The Musketeers have dominated the series at Cintas Center, winning eight straight games. The last loss against the Bearcats at Cintas was a 75-55 defeat on Dec. 14, 2001 under head coach Thad Matta.
The Bearcats still lead the all-time series 51-36. After beating UC only twice from 1956 to 1978, the Musketeers have won 24 of the matchups.
UC won last year’s meeting 62-47 at the newly-renovated Fifth Third Arena. But it had been a different story in Cintas Center most years.
“The atmosphere played a factor in the game,” said UC center Chris Vogt. “It made it hard on us to get our offense going. We’ve got to get used to playing in environments like this.”
Saturday’s game, as with most Shootouts, was not for the meek.
The teams were a combined 2-for-11 shooting in the first four-plus minutes. There were a combined three turnovers and four fouls.
Bryce Moore’s three-pointer gave Xavier its largest lead, 32-24, late in the first half. The Musketeers led by three points at halftime but went on a 19-6 run after halftime.
Marshall’s long three-pointer put the Musketeers ahead 45-35 with 14:45 left. In last year’s loss at Fifth Third Arena, he scored only eight points.

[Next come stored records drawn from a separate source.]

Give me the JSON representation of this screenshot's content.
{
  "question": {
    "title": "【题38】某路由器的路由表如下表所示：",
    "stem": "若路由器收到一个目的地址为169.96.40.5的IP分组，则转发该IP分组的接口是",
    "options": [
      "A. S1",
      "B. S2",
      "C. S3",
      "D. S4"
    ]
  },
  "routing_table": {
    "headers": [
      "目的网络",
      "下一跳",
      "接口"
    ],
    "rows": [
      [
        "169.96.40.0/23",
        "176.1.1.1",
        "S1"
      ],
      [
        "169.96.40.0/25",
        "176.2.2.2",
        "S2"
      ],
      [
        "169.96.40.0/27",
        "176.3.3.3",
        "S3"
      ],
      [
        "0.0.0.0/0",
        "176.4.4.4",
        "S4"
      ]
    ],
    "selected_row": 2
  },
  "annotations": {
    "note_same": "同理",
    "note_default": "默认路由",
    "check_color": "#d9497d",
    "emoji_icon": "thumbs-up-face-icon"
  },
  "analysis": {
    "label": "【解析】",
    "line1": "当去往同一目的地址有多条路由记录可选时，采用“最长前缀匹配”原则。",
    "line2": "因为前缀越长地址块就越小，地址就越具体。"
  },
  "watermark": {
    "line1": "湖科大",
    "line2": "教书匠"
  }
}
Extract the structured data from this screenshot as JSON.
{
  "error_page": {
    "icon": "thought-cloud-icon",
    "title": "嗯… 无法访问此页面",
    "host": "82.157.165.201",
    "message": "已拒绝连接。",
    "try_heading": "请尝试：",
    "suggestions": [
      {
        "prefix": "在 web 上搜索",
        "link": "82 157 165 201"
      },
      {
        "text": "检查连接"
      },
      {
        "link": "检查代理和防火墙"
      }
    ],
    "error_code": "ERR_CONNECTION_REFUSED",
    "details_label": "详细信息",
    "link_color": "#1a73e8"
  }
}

“Last year, I played pretty bad,” Marshall said. “You just have to work hard and bounce back. But it’s really not that much about me, it’s about the team. It was an unbelievable atmosphere. I’m just glad we came out with the win.”
Xavier led by as many as 16 points in the second half on Saturday. A 7-0 run by the Bearcats cut their deficit to 51-42 with nine minutes left, but they could not sustain the run.
“They came out in the second half and punched us in the mouth,” said Bearcats guard Jaevin Cumberland, who scored 14 points. “We never recovered.”